• **Exercise details**
Restate the whole of the data verbatim, omitting nothing.

*** Supplied records ***

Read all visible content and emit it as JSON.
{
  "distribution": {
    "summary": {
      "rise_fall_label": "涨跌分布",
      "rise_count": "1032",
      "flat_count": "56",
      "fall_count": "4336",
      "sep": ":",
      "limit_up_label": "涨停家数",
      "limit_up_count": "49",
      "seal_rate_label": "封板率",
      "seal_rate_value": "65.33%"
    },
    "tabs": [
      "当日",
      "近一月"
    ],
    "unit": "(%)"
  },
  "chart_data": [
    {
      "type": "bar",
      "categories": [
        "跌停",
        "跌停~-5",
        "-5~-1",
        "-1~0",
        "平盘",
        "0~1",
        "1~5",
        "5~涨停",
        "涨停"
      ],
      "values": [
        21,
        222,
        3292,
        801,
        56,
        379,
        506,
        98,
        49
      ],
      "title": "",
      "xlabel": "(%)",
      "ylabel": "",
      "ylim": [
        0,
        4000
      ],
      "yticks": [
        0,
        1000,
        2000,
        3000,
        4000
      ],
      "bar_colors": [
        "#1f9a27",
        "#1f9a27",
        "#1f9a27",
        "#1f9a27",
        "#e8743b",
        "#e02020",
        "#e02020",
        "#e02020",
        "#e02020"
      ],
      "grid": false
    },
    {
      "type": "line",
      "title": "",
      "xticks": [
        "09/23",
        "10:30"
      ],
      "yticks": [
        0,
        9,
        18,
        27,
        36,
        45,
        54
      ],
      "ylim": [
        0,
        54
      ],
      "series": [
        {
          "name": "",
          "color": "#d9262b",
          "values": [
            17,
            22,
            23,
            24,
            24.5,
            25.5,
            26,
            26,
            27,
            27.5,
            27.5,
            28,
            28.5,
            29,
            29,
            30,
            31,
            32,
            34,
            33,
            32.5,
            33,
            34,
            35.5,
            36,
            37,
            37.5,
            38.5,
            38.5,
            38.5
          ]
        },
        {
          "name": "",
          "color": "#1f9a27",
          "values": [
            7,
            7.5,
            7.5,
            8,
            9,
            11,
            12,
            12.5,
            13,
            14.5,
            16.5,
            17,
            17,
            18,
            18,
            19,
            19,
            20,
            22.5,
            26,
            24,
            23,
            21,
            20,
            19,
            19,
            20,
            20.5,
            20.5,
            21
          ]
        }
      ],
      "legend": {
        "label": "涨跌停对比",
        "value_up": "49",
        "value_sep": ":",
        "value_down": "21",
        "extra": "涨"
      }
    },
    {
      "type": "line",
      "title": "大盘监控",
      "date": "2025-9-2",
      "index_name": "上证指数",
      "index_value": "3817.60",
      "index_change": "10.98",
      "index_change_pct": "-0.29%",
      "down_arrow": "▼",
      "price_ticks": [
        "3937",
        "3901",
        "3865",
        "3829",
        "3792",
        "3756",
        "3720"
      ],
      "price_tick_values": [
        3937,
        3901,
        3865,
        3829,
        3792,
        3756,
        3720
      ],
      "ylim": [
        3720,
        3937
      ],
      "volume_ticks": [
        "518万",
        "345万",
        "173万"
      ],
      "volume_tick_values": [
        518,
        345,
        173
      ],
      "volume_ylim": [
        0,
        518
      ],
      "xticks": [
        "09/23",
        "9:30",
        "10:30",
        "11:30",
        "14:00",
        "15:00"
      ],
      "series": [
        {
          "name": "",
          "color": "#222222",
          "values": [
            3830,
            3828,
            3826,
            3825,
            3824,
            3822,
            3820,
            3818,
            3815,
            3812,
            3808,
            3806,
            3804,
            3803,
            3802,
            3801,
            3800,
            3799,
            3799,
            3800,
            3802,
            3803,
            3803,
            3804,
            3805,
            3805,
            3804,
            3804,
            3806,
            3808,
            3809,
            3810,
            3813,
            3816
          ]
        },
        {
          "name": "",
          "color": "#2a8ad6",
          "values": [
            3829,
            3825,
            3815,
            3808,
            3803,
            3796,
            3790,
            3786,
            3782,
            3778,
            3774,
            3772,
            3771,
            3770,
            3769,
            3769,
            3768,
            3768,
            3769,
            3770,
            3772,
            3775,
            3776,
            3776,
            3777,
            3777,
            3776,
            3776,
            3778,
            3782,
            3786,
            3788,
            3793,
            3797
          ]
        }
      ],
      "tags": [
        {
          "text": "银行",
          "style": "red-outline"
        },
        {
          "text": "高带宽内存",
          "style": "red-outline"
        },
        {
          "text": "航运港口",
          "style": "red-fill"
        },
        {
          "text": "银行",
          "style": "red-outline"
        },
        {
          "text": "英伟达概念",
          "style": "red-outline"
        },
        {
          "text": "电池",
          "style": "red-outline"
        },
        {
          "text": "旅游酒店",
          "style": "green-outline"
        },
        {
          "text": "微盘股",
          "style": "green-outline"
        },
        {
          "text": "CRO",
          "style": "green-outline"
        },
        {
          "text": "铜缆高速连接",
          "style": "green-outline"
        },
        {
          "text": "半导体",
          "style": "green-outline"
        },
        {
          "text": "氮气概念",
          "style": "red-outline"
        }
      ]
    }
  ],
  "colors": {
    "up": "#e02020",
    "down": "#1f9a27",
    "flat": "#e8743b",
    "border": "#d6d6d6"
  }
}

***

• **Output of the exercise**
Read all visible content and emit it as JSON.
{
  "distribution": {
    "summary": {
      "rise_fall_label": "涨跌分布",
      "rise_count": "1032",
      "flat_count": "56",
      "fall_count": "4336",
      "sep": ":",
      "limit_up_label": "涨停家数",
      "limit_up_count": "49",
      "seal_rate_label": "封板率",
      "seal_rate_value": "65.33%"
    },
    "tabs": [
      "当日",
      "近一月"
    ],
    "unit": "(%)"
  },
  "chart_data": [
    {
      "type": "bar",
      "categories": [
        "跌停",
        "跌停~-5",
        "-5~-1",
        "-1~0",
        "平盘",
        "0~1",
        "1~5",
        "5~涨停",
        "涨停"
      ],
      "values": [
        21,
        222,
        3292,
        801,
        56,
        379,
        506,
        98,
        49
      ],
      "title": "",
      "xlabel": "(%)",
      "ylabel": "",
      "ylim": [
        0,
        4000
      ],
      "yticks": [
        0,
        1000,
        2000,
        3000,
        4000
      ],
      "bar_colors": [
        "#1f9a27",
        "#1f9a27",
        "#1f9a27",
        "#1f9a27",
        "#e8743b",
        "#e02020",
        "#e02020",
        "#e02020",
        "#e02020"
      ],
      "grid": false
    },
    {
      "type": "line",
      "title": "",
      "xticks": [
        "09/23",
        "10:30"
      ],
      "yticks": [
        0,
        9,
        18,
        27,
        36,
        45,
        54
      ],
      "ylim": [
        0,
        54
      ],
      "series": [
        {
          "name": "",
          "color": "#d9262b",
          "values": [
            17,
            22,
            23,
            24,
            24.5,
            25.5,
            26,
            26,
            27,
            27.5,
            27.5,
            28,
            28.5,
            29,
            29,
            30,
            31,
            32,
            34,
            33,
            32.5,
            33,
            34,
            35.5,
            36,
            37,
            37.5,
            38.5,
            38.5,
            38.5
          ]
        },
        {
          "name": "",
          "color": "#1f9a27",
          "values": [
            7,
            7.5,
            7.5,
            8,
            9,
            11,
            12,
            12.5,
            13,
            14.5,
            16.5,
            17,
            17,
            18,
            18,
            19,
            19,
            20,
            22.5,
            26,
            24,
            23,
            21,
            20,
            19,
            19,
            20,
            20.5,
            20.5,
            21
          ]
        }
      ],
      "legend": {
        "label": "涨跌停对比",
        "value_up": "49",
        "value_sep": ":",
        "value_down": "21",
        "extra": "涨"
      }
    },
    {
      "type": "line",
      "title": "大盘监控",
      "date": "2025-9-2",
      "index_name": "上证指数",
      "index_value": "3817.60",
      "index_change": "10.98",
      "index_change_pct": "-0.29%",
      "down_arrow": "▼",
      "price_ticks": [
        "3937",
        "3901",
        "3865",
        "3829",
        "3792",
        "3756",
        "3720"
      ],
      "price_tick_values": [
        3937,
        3901,
        3865,
        3829,
        3792,
        3756,
        3720
      ],
      "ylim": [
        3720,
        3937
      ],
      "volume_ticks": [
        "518万",
        "345万",
        "173万"
      ],
      "volume_tick_values": [
        518,
        345,
        173
      ],
      "volume_ylim": [
        0,
        518
      ],
      "xticks": [
        "09/23",
        "9:30",
        "10:30",
        "11:30",
        "14:00",
        "15:00"
      ],
      "series": [
        {
          "name": "",
          "color": "#222222",
          "values": [
            3830,
            3828,
            3826,
            3825,
            3824,
            3822,
            3820,
            3818,
            3815,
            3812,
            3808,
            3806,
            3804,
            3803,
            3802,
            3801,
            3800,
            3799,
            3799,
            3800,
            3802,
            3803,
            3803,
            3804,
            3805,
            3805,
            3804,
            3804,
            3806,
            3808,
            3809,
            3810,
            3813,
            3816
          ]
        },
        {
          "name": "",
          "color": "#2a8ad6",
          "values": [
            3829,
            3825,
            3815,
            3808,
            3803,
            3796,
            3790,
            3786,
            3782,
            3778,
            3774,
            3772,
            3771,
            3770,
            3769,
            3769,
            3768,
            3768,
            3769,
            3770,
            3772,
            3775,
            3776,
            3776,
            3777,
            3777,
            3776,
            3776,
            3778,
            3782,
            3786,
            3788,
            3793,
            3797
          ]
        }
      ],
      "tags": [
        {
          "text": "银行",
          "style": "red-outline"
        },
        {
          "text": "高带宽内存",
          "style": "red-outline"
        },
        {
          "text": "航运港口",
          "style": "red-fill"
        },
        {
          "text": "银行",
          "style": "red-outline"
        },
        {
          "text": "英伟达概念",
          "style": "red-outline"
        },
        {
          "text": "电池",
          "style": "red-outline"
        },
        {
          "text": "旅游酒店",
          "style": "green-outline"
        },
        {
          "text": "微盘股",
          "style": "green-outline"
        },
        {
          "text": "CRO",
          "style": "green-outline"
        },
        {
          "text": "铜缆高速连接",
          "style": "green-outline"
        },
        {
          "text": "半导体",
          "style": "green-outline"
        },
        {
          "text": "氮气概念",
          "style": "red-outline"
        }
      ]
    }
  ],
  "colors": {
    "up": "#e02020",
    "down": "#1f9a27",
    "flat": "#e8743b",
    "border": "#d6d6d6"
  }
}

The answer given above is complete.